The Modern Service Working Group is a collection of civil servants and representatives of disability organisations. (There is a complete list of the organisations the DWP say are on the Modern Service Working Group at the end of this article). It was originally set up as a sub committee to report to the Disability Benefits Forum, a large group of disability organisations working with the government on welfare reform. However, the Disability Benefits Forum folded in 1999 after most of the disability organisations walked out in protest at government cuts to incapacity benefit. They were particularly angry that the DSS, as it then was, had under Alistair Darling ignored their ". . . detailed and constructive proposals during the consultation process and have managed to give the impression that our membership of the DBF indicates our support for those unacceptable cuts".
The Modern Service Working Group remained, however, now reporting directly to the DWP and including many of the same organisation that had resigned from the Disability Benefits Forum. Now either history is repeating itself or, incredibly, organisations including the National Association of Citizens Advice Bureaux, Disability Alliance, Age Concern, MIND and Mencap are enthusiastically supporting a process that is certain to result in equally unacceptable cuts to entitlement to DLA and AA.

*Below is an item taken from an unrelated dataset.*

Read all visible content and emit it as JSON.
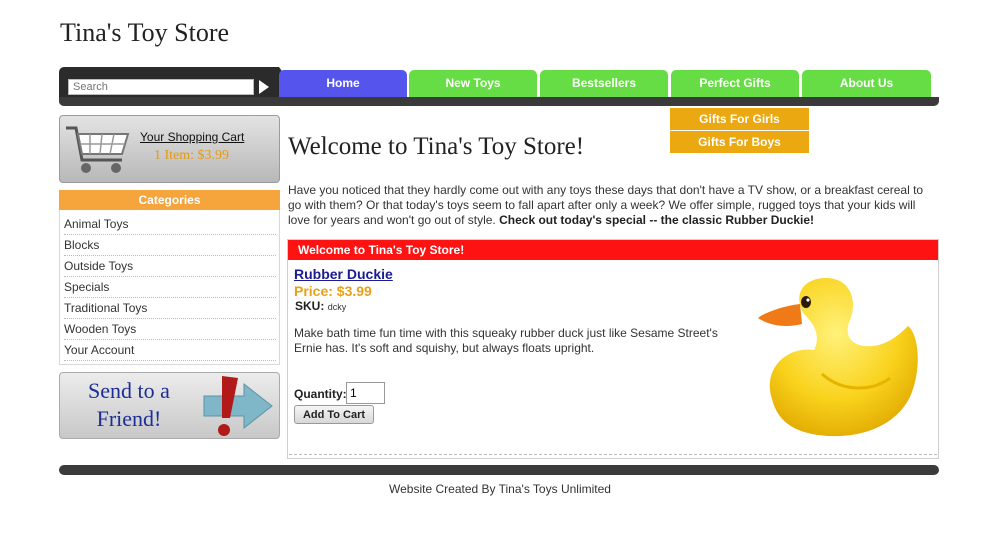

If such reputable organisations really are supporting such apparently disastrous reforms, they need to make public the reasons why they are doing so. If, in spite of the minister's claim, this is not the truth then they need to protest loudly, clearly and before it's too late.
Members of the Modern Service Working Group
Disablement Income Group
National Association of Citizens Advice Bureaux
Rethink (formerly National Schizophrenia Fellowship)
Royal Association for Disability and Rehabilitation
Royal National Institute of the Blind
Royal National Institute of the Deaf